Zim Students Discuss Being Black in United States
HARARE, Zimbabwe - Zimbabwean students described being black in the United States as a challenge influenced by historical, regional and generational factors, but which offers international students an opportunity to educate colleagues about their country of origin.
“People have no idea where Zimbabwe is and they assume you can’t speak English and don’t know anything…so right from the introduction you have that barrier to overcome.
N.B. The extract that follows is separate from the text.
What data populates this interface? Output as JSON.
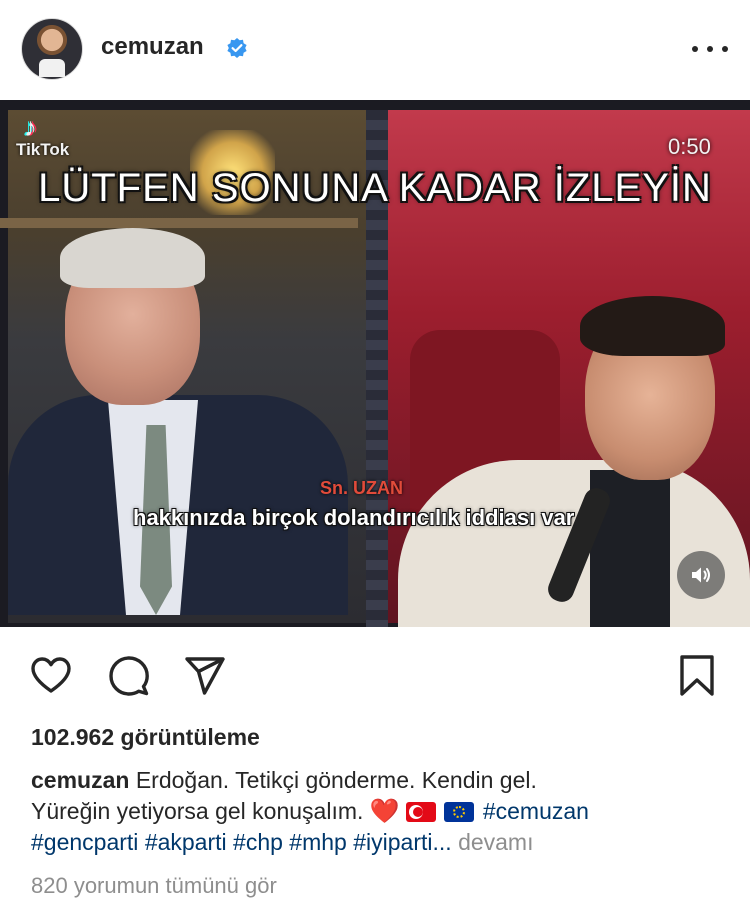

But generally in that situation once you start talking, people understand you and where you come from,” said Tendai Machingaidze, a student with Albany Medical College in the U.S.
Tendai and Chiwoneso Tinago facilitated a public Food for Thought discussion session at the U.S. Embassy’s Public Affairs auditorium on Tuesday where they answered questions about their experiences as black students in the United States. The event was held as part of Black History Month commemorations and offered prospective Zimbabwean students interested in study abroad the opportunity to appreciate cultural and racial dynamics.
“Being black didn’t put me in a box because blacks come from different backgrounds. We are diverse in terms of the colour of our skin in America and also being from different countries and races. I did not experience any racism. There is sort of a balance as you go -- we all want to know more about others and their different cultures,” said Chiwoneso, a Zimbabwean student in the U.S. since 2005.
The event was held as part of Embassy events to mark Black History Month and to offer prospective Zimbabwean students insights into life in the U.S.
“Sometimes people explain to you things in such an elementary fashion because you are not from there…. People are fearful at times of things they do not understand,” said Chiwoneso, who graduated with Bachelor of Science in Psychology at the William Carey University in 2009 before earning a Masters degree in Public Health at the University of Southern Mississippi.
There are over 1,100 Zimbabwean students in the U.S., according to the Open Doors report published by the Institute of International Education, a leading not-for-profit educational and cultural exchange organization in the United States.
Each February, the U.S. celebrates Black History Month to honor the struggles and triumphs of millions of American citizens over the most devastating obstacles — slavery, prejudice, poverty — as well as their contributions to the nation’s cultural and political life.
Tendai and Chiwoneso have a combined 15 years studying in the U.S. According to Tendai, geography and history play key roles in how America reacts to black African students.
“You have to look at history as well in the U.S.…and then it depends on which part of the country you are in, whether you are in the North or the South, because people have had different experiences. Being black living in the North -- in New York or Chicago -- is different from being black and living in Texas, Mississippi and some of these other (southern) areas,” said Tendai who graduated with a biochemistry degree from Syracuse University in New York in 2005 and completed Masters of Education degree at Southwestern Seminary in Texas in 2009.
“In the university setting, because there are international students from all over, it’s a little bit easier. People are more open and are used to seeing people from different countries, different races and cultures. If you are out working…you have to be able to work with that,” said Chiwoneso who has worked as an intern with different organizations including at the Centers for Disease Control and Prevention (CDC) in Atlanta.
The students also noted a generational gap in perceptions of black people.
“I had a friend of mine that I met in Texas and she had invited me over for Thanksgiving,” recalled Tendai. “Instead of having Thanksgiving holiday at her parents’ house, it turned out that they changed the venue to her grandparents’ house. She turned to me and said, I don’t think you can come to my grandparents’ house because my grandparents have never invited a black person,” said Tendai. “I ended up not going but we are still good friends.”
“Generation-wise, young people tend to be a little more open,” said Chiwoneso, who established an international students association during her undergraduate years at the University of Southern Missisippi to promote cross-cultural understanding among students. “I would tell people this is what we eat – sadza -- and share experiences from other cultures.” Chiwoneso urged students to get involved in breaking down barriers.
The students explained their view that the barriers are not due to racism but to stereotypes that result from “being different.”
“It’s not racial profiling, it’s attitudes that you face. I remember I was watching the Olympics and there was a swimming contest. Kirsty Coventry’s race came up…and one of my friends remarked that there was no one representing Zimbabwe because there was no black person, so I had to explain that we also have white people in Zimbabwe,” said Tendai.
The students also emphasized that universities and colleges in the U.S. had programs to ensure that international students do not experience any form of abuse due to their skin color or origin.
“Most American universities encourage diversity…,” said Chiwoneso. “It is a good learning experience -- it gave me an opportunity to grow in terms of how you present yourself to people.”
“In terms of their educational policy, students are offered a platform where you can report any racism affecting you. I didn’t encounter any,” noted Tendai.